All Even Rows: knit around

Rnd 3: M1R K3, M1L, knit around

Rnd 5: M1R, K5, M1L, knit around

Rnd 7: M1R, K7, M1L, knit around

Rnd 9: M1R, K9, M1L, knit around

Rnd 11: Thread a scrap of contrastingyarn through the needle, then use it to slip the 11 stitches within the “triangle” of the gusset onto the yarn. Cast on 4 stitches, then join and knit around the main part of the glove, leaving the 11 stitches on the scrap yarn alone.

Top Section

Rnd 12: Knit around until you reach the last 6 stitches. Then sl1, k1, psso, k3 k2tog (you will need to move a stitch over from the right-hand needle).

Rnd 13: Knit around until you reach the last 5 stitches. Then sl1, k1, psso, k2, k2tog (you will need to move a stitch over from the right-hand needle).

Knit 5 rounds.

Switch to the broken rib stitch for 12-14 rounds. Bind off using a stretchy bind off method.

Now it's time to go back and finish up the thumb. Divide the 11 stitches from the scrap yarn onto two DPN’s. Using a third DPN, pick up four stitches from the open edge of the work.

Knit around in the broken rib stitch for about 6 rows. Bind off. Check for any holes along the thumb area and use the cast-on tails to “sew” them closed.

Weave in ends. Repeat the pattern exactly to make the second glove.

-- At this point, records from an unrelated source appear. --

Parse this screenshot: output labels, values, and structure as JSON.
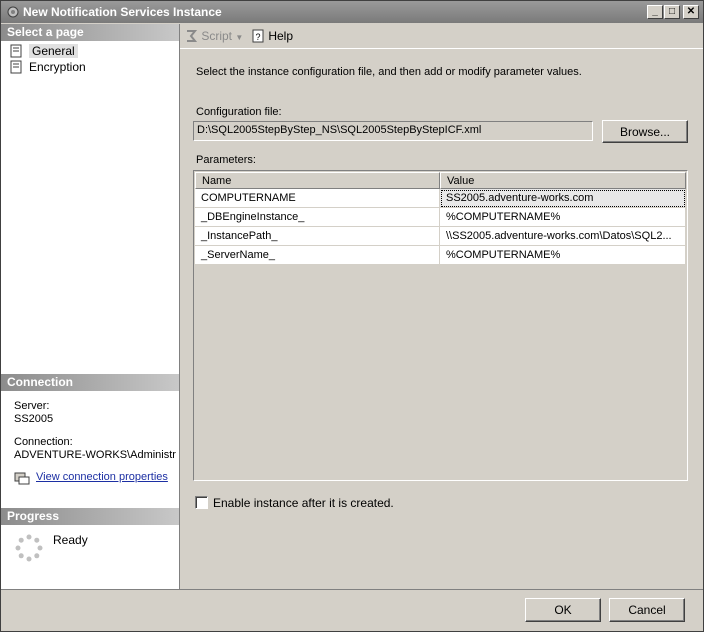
{
  "window": {
    "title": "New Notification Services Instance"
  },
  "left_panel": {
    "select_page_header": "Select a page",
    "pages": [
      {
        "label": "General",
        "icon": "page-icon",
        "selected": true
      },
      {
        "label": "Encryption",
        "icon": "page-icon",
        "selected": false
      }
    ],
    "connection_header": "Connection",
    "server_label": "Server:",
    "server_value": "SS2005",
    "connection_label": "Connection:",
    "connection_value": "ADVENTURE-WORKS\\Administra",
    "view_connection_link": "View connection properties",
    "progress_header": "Progress",
    "progress_status": "Ready"
  },
  "toolbar": {
    "script_label": "Script",
    "help_label": "Help"
  },
  "main": {
    "instruction": "Select the instance configuration file, and then add or modify parameter values.",
    "config_file_label": "Configuration file:",
    "config_file_value": "D:\\SQL2005StepByStep_NS\\SQL2005StepByStepICF.xml",
    "browse_label": "Browse...",
    "parameters_label": "Parameters:",
    "columns": [
      "Name",
      "Value"
    ],
    "rows": [
      {
        "name": "COMPUTERNAME",
        "value": "SS2005.adventure-works.com"
      },
      {
        "name": "_DBEngineInstance_",
        "value": "%COMPUTERNAME%"
      },
      {
        "name": "_InstancePath_",
        "value": "\\\\SS2005.adventure-works.com\\Datos\\SQL2..."
      },
      {
        "name": "_ServerName_",
        "value": "%COMPUTERNAME%"
      }
    ],
    "enable_checkbox_label": "Enable instance after it is created.",
    "enable_checked": false
  },
  "buttons": {
    "ok": "OK",
    "cancel": "Cancel"
  }
}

Download the free PDF printer-friendly version of the pattern HERE.